North Korea Speaks about Libya

Just the other day I was having a nice chat with a good friend and she observed that we have not heard from the crazy’s in North Korea for a while. Well, just like the old saying, mention someone and they turn up, that little dictatorship stuck it’s head up and told the press that "Libya’s dismantling of its nuclear weapons program had made it vulnerable to military intervention by the West." Of course part of the purpose in saying that is to justify and reinforce their on-going refusal to end their own nuclear program.

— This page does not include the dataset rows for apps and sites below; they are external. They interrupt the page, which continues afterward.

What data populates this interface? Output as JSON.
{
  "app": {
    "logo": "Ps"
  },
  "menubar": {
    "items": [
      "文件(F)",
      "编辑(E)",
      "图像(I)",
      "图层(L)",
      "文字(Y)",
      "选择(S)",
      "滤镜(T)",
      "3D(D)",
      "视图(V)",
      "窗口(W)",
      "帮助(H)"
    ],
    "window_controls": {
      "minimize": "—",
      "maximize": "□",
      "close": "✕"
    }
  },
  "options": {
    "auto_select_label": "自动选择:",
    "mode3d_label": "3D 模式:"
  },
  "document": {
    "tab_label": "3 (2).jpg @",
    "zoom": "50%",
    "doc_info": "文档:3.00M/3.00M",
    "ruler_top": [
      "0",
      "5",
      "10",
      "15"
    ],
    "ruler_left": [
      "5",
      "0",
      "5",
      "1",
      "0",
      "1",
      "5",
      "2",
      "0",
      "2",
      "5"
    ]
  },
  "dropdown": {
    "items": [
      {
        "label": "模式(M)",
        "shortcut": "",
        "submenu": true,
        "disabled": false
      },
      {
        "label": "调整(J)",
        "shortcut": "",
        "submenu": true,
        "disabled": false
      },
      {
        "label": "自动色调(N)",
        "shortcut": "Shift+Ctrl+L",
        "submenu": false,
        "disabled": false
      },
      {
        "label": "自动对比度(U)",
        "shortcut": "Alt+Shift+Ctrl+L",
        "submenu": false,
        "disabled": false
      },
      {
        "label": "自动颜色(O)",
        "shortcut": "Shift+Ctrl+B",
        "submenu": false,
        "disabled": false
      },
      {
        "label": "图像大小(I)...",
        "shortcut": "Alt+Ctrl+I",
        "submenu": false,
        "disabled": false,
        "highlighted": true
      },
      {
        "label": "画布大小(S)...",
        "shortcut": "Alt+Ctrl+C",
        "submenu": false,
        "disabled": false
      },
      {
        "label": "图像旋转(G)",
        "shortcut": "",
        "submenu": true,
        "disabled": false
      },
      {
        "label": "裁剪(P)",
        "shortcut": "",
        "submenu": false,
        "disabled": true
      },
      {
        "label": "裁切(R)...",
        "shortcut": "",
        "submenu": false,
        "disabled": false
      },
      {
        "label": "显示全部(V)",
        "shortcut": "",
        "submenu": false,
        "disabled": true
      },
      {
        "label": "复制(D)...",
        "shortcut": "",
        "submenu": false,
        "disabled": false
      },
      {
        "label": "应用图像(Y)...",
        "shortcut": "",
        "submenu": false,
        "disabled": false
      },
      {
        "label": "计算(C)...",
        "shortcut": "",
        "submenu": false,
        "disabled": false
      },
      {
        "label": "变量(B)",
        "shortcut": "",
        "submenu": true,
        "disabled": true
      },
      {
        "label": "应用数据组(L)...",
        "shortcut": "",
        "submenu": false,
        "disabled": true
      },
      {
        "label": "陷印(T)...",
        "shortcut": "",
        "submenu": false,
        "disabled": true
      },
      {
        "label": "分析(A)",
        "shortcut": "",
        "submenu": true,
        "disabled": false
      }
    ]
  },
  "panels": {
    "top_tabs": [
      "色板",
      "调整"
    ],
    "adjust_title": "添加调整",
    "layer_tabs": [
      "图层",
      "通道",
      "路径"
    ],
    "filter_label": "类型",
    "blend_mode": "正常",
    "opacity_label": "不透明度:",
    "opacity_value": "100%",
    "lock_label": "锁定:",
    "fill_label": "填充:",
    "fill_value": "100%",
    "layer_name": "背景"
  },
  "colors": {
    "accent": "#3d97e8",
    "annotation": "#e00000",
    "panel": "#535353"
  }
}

A North Korean Foreign Ministry official put out a statement criticizing the air assault on Libyan government forces and suggesting that Libya had been duped in 2003 when it abandoned its nuclear program in exchange for promises of aid and improved relations with the West. Calling the West’s bargain with Libya “an invasion tactic to disarm the country,” the official said it amounted to a bait and switch approach. “The Libyan crisis is teaching the international community a grave lesson,” the official said, proclaiming that North Korea’s “songun” ideology of a powerful military was “proper in a thousand ways” and the only guarantor of peace on the Korean Peninsula.

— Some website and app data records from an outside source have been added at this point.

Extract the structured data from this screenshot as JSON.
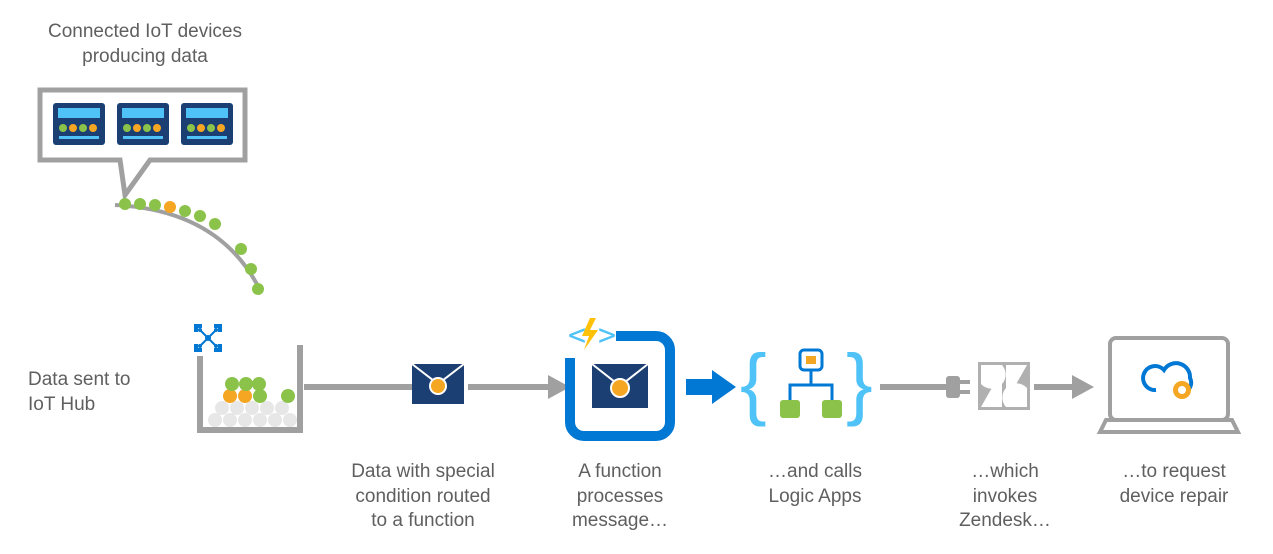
{
  "labels": {
    "devices_title_1": "Connected IoT devices",
    "devices_title_2": "producing data",
    "hub_1": "Data sent to",
    "hub_2": "IoT Hub",
    "routed_1": "Data with special",
    "routed_2": "condition routed",
    "routed_3": "to a function",
    "function_1": "A function",
    "function_2": "processes",
    "function_3": "message…",
    "logic_1": "…and calls",
    "logic_2": "Logic Apps",
    "zendesk_1": "…which",
    "zendesk_2": "invokes",
    "zendesk_3": "Zendesk…",
    "repair_1": "…to request",
    "repair_2": "device repair"
  },
  "colors": {
    "blue": "#0078d4",
    "dark_blue": "#1b3f72",
    "light_blue": "#4fc3f7",
    "gray": "#a0a0a0",
    "green": "#8bc34a",
    "orange": "#f5a623",
    "yellow": "#ffc107"
  }
}
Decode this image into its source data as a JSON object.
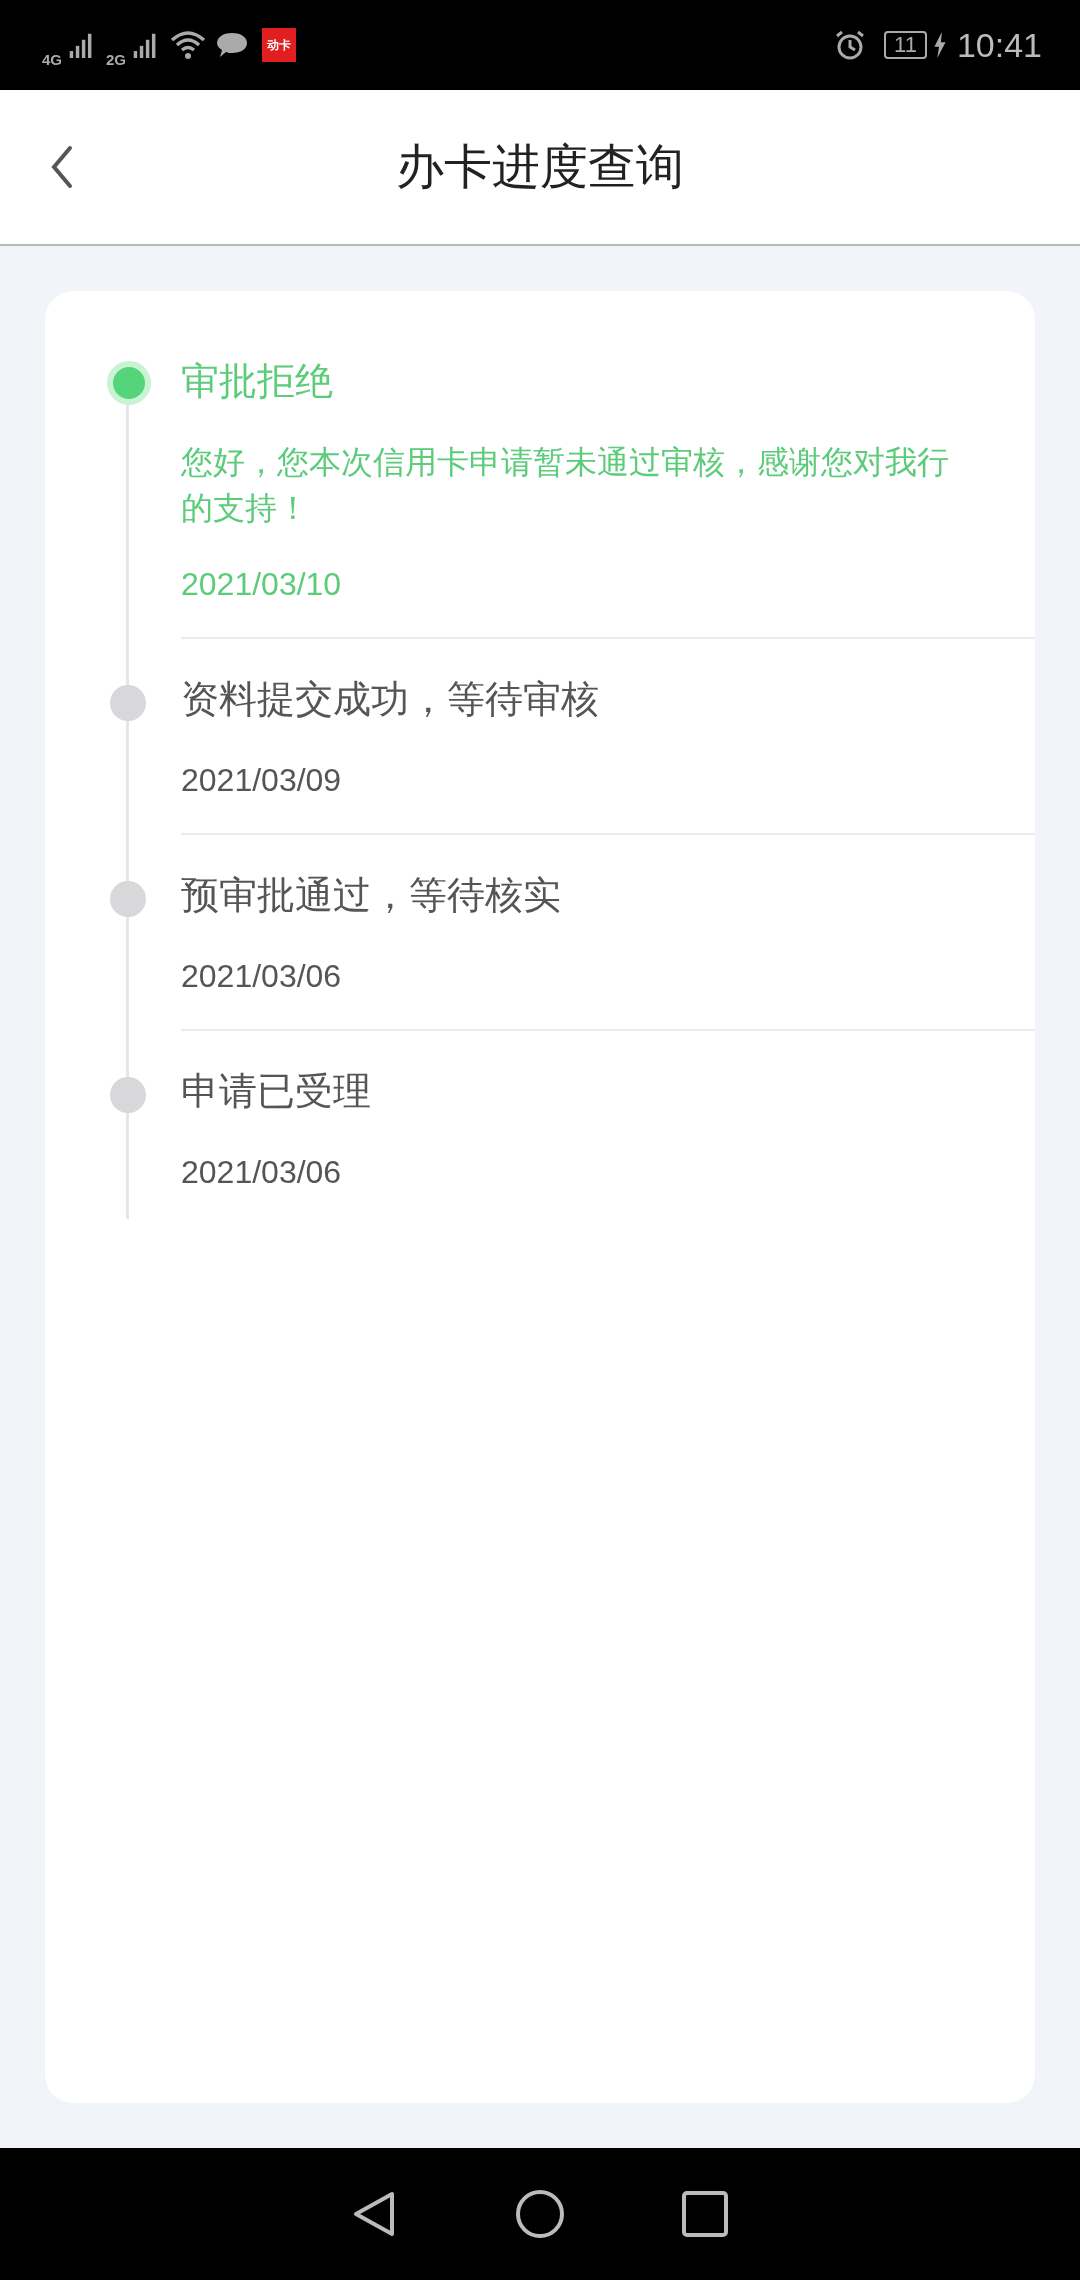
{
  "status_bar": {
    "network_1": "4G",
    "network_2": "2G",
    "app_badge": "动卡",
    "battery": "11",
    "time": "10:41"
  },
  "header": {
    "title": "办卡进度查询"
  },
  "timeline": [
    {
      "title": "审批拒绝",
      "description": "您好，您本次信用卡申请暂未通过审核，感谢您对我行的支持！",
      "date": "2021/03/10",
      "active": true
    },
    {
      "title": "资料提交成功，等待审核",
      "date": "2021/03/09",
      "active": false
    },
    {
      "title": "预审批通过，等待核实",
      "date": "2021/03/06",
      "active": false
    },
    {
      "title": "申请已受理",
      "date": "2021/03/06",
      "active": false
    }
  ]
}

I am quite sure they watched the attacks in Libya this week with mixed feelings. First, of course, is the fear that must have come when watching  people raise up and throw off a tyrant and enjoying world approval and support in doing it. The second, unfortunately, must be satisfaction that they have a huge military and –that they have a nuclear weapons program to discourage interference in such an uprising by the West. North Korea is believed to have 8 to 12 nuclear weapons and last year disclosed a new uranium-enrichment plant.

The Koreans see the Libyan situation as at least the third instance in two decades to offer proof that they did something right while others failed and ultimately paid the price --the Soviet Union’s decision to end the arms race and to abandon the political option to use their weapons of mass destruction, --Iraq’s agreement to accept United Nations nuclear inspectors and monitors, --and now, Libya.

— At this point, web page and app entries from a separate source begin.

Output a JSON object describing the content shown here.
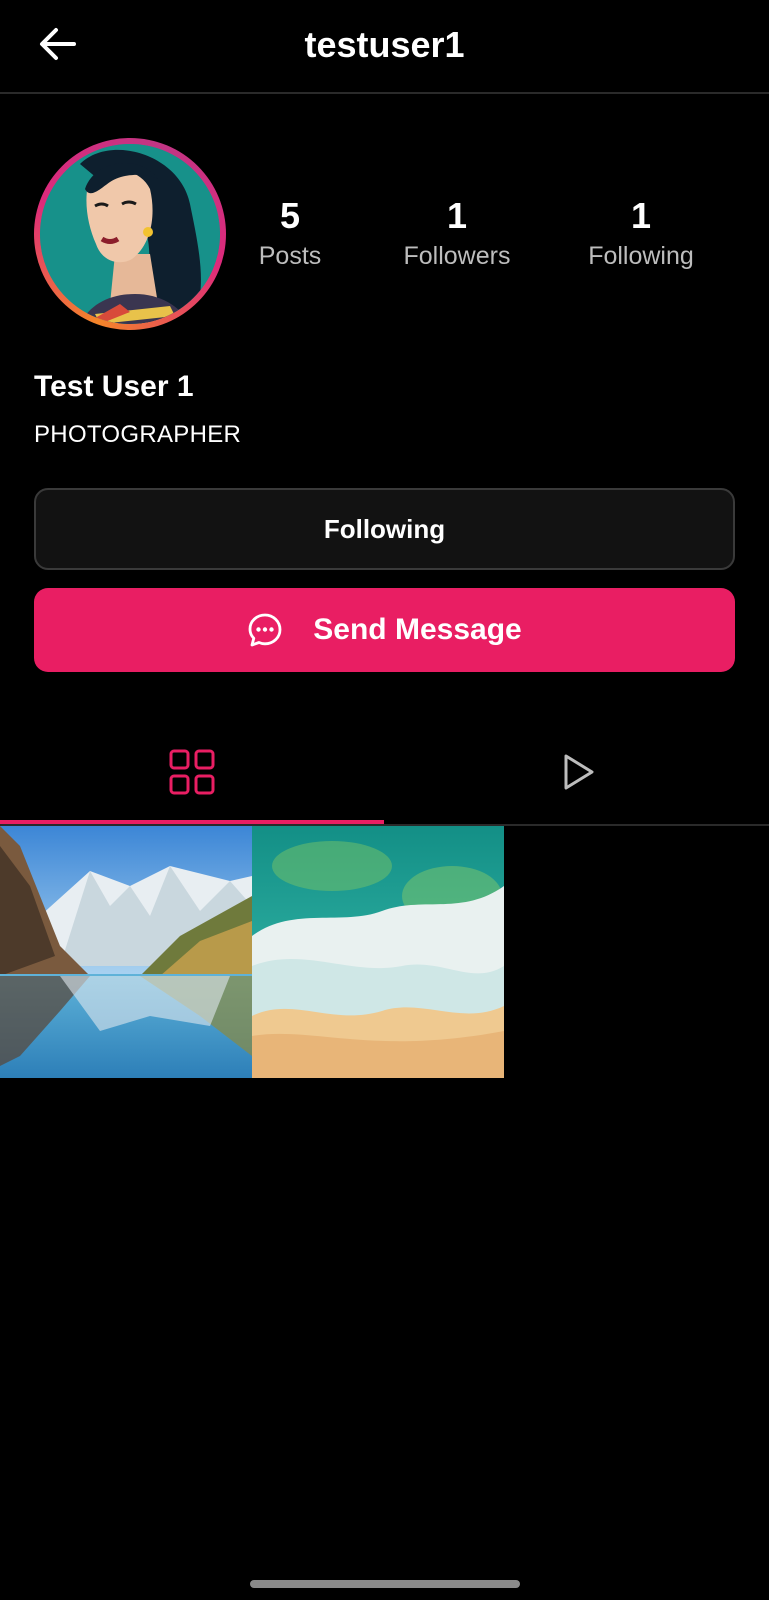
{
  "header": {
    "title": "testuser1",
    "back_icon": "arrow-left-icon"
  },
  "profile": {
    "display_name": "Test User 1",
    "bio": "PHOTOGRAPHER",
    "avatar_icon": "avatar-illustration"
  },
  "stats": [
    {
      "value": "5",
      "label": "Posts"
    },
    {
      "value": "1",
      "label": "Followers"
    },
    {
      "value": "1",
      "label": "Following"
    }
  ],
  "actions": {
    "following_label": "Following",
    "message_label": "Send Message",
    "message_icon": "chat-bubble-icon"
  },
  "tabs": [
    {
      "icon": "grid-icon",
      "active": true
    },
    {
      "icon": "play-icon",
      "active": false
    }
  ],
  "posts": [
    {
      "image": "mountain-lake-photo"
    },
    {
      "image": "beach-waves-photo"
    }
  ],
  "colors": {
    "accent": "#e91e63",
    "background": "#000000"
  }
}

To the North Korean leadership all three countries took the economic bait, foolishly disarmed themselves, and once they were defenseless, were punished by the West. Now, of course, anyone in the senior North Korean leadership who favored denuclearization will now be silent on the issue.

The United States said there was no link between Libya’s abandonment of efforts to develop nuclear arms and other weapons and the current military campaign by Western nations. “Where they’re at today has absolutely no connection with them renouncing their nuclear program or nuclear weapons,” said Mark Toner, a State Department spokesman. I believe that. I think watching Saddam on road to the gallows had a lot more to do with Kaddafi's decision to drop his program than anything else...

The comments by the North Korean official don’t look good for chances for a renewal of the six-party talks on the dismantling of North Korea’s atomic program. The talks ended in 2009 when North Korea withdrew, angry over international sanctions that followed a long-range missile test. The two Koreas, the United States, China, Russia and Japan are the participants in the six-party process, which began in 2003. China, North Korea’s only major ally, has served as the host country and may be the only country in the world with any ability to influence the mentally challenged regime. 

Live Long and Prosper...


Ted Leddy said...


Perhaps the North Koreans have a point. If there is a regime out there considering the nuclear option, they may well be asking themselves, should we do what Libya did or what North Korea did. Well, which one looks more secure at the moment?


Gary said...

Yes, unfortunately that is exactly the logic that any country in that position is likely to follow. And that is "the West's" fault for allowing North Korea to get this far...